I can’t see that. User documentation is also organized as a tree. The docs page is subdivided into the areas of the individual editions, which in turn are subdivided into further areas such as installation, administration, etc., and subareas.

This is incorrect. Even with user documentation, there are usually several subpages for each non-trivial unit. See, for example, Installation in the Server documentation or the equivalent “Provisioning Machines” in CoreOS.

That’s incorrect as well. You may have a look at the new intended structure of the docs page . The vast majority and nearly all the most important documentation is managed by teams other than docs team. The work of the docs team is mainly to create the appropriate framework, to produce the web pages from the team documentations and curating.

This is probably true in the future, but maybe not. Quick Docs is currently a mess. It is partly a way out of the previous situation that documentation like “Installation Guide” and “Administrator’s Guide” are largely obsolete and useless, but monolithic and hard to update. Both will no longer exist in this form in the future. Corresponding articles in Quick Docs could be transferred to other places.

Most of the other parts are irrelevant or even misleading and dangerous for 80% of Fedora distributable (e.g. virtualization for servers). They are essentially additions for a workstation documentation, but that unfortunately does not exist.

What solution we will find for Quick Docs is currently open. In any case, it will not be the “main work” of the docs team. Among other things, it was discussed whether to ask.fedora-team could take over Quick Docs.

That is likely. But it is only a small part of Fedora docs! Therefore, the design should not focus on it. This is an albeit important “side job”.

Very much agree to that idea. Question is, whether docs are developing too slow for that purpose. I’m not sure about it.

Agreed to that concept, too.

This is a valid argument and should be resolved.

I see our discussion is decidedly productive and interesting!

I totally agree about the fragmentation issue, but I also think that it’s important to have the right combination of solutions. Simply combining all the content we have doesn’t naturally translate into a great user experience.

For me, project docs and user docs are crucial and fundamental, but also different.
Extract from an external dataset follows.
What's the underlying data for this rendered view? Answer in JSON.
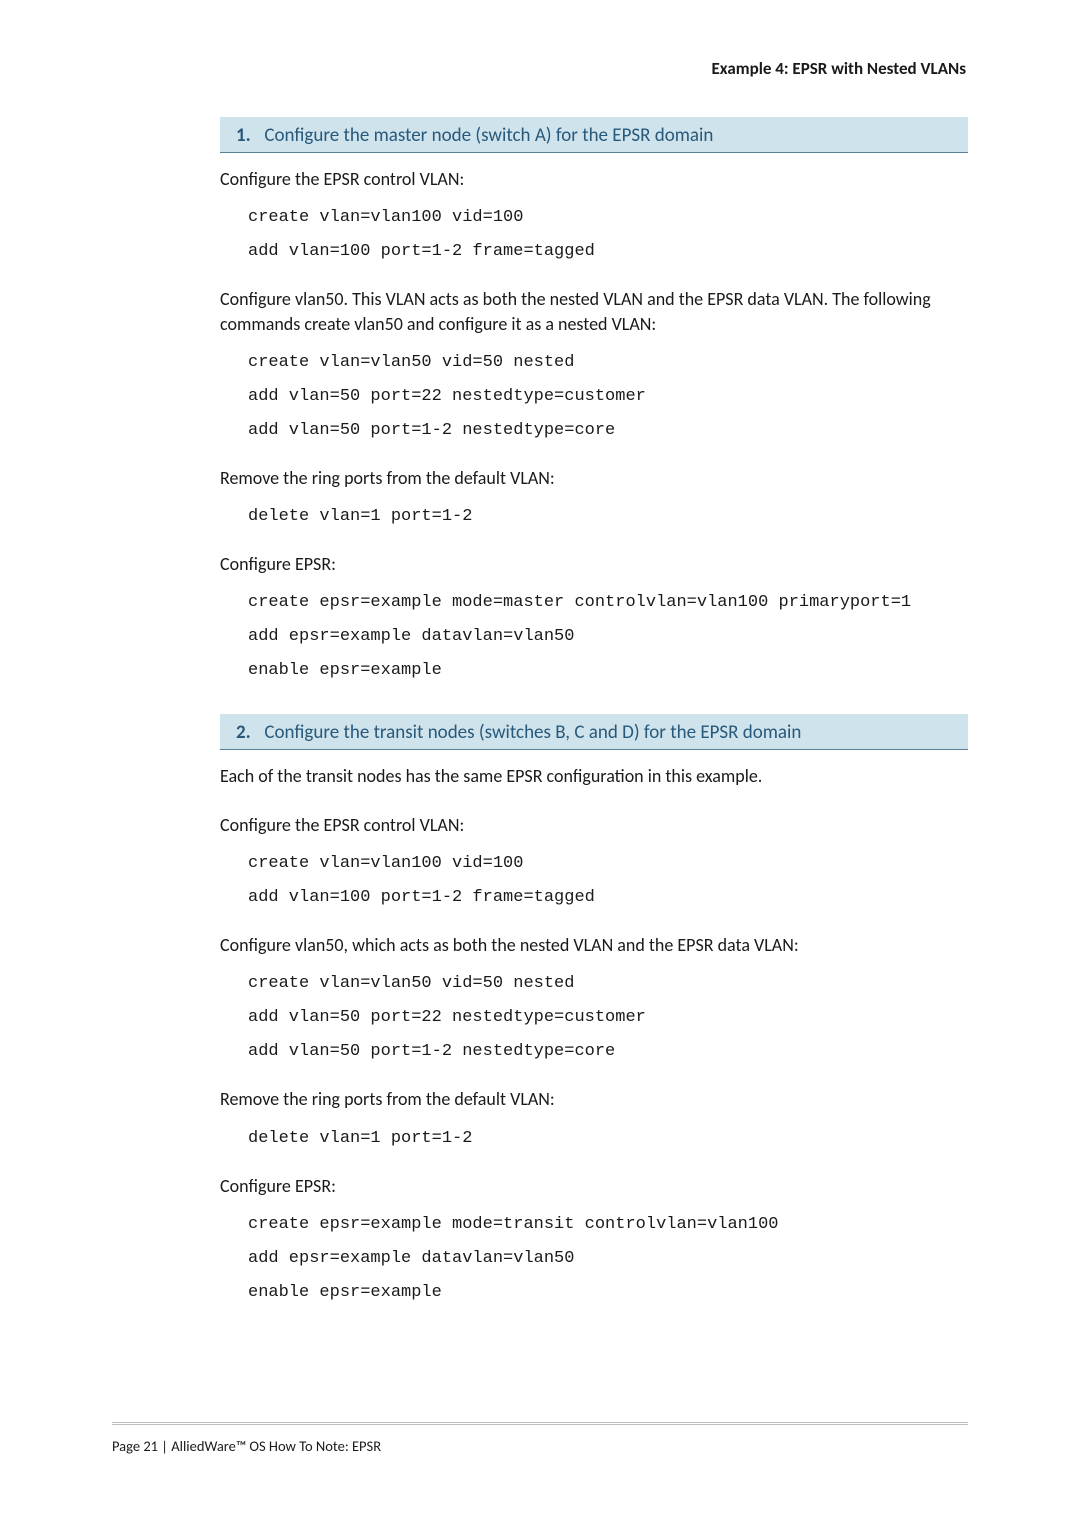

If we can create great platforms for those two, then consolidation can follow. (Personally, I would be in favour of retiring the wiki and the developer sites, as part of that consolidation.)

But also, as you’ve pointed out, the main website has a critical role to play in this. I would like to see some of the basic project documentation move from the docs to that site.

Sure. That’s where the guides part of my proposal fits in. Perhaps it would be clearer if I were to draw the content structure out, so you can see how the pieces would fit together…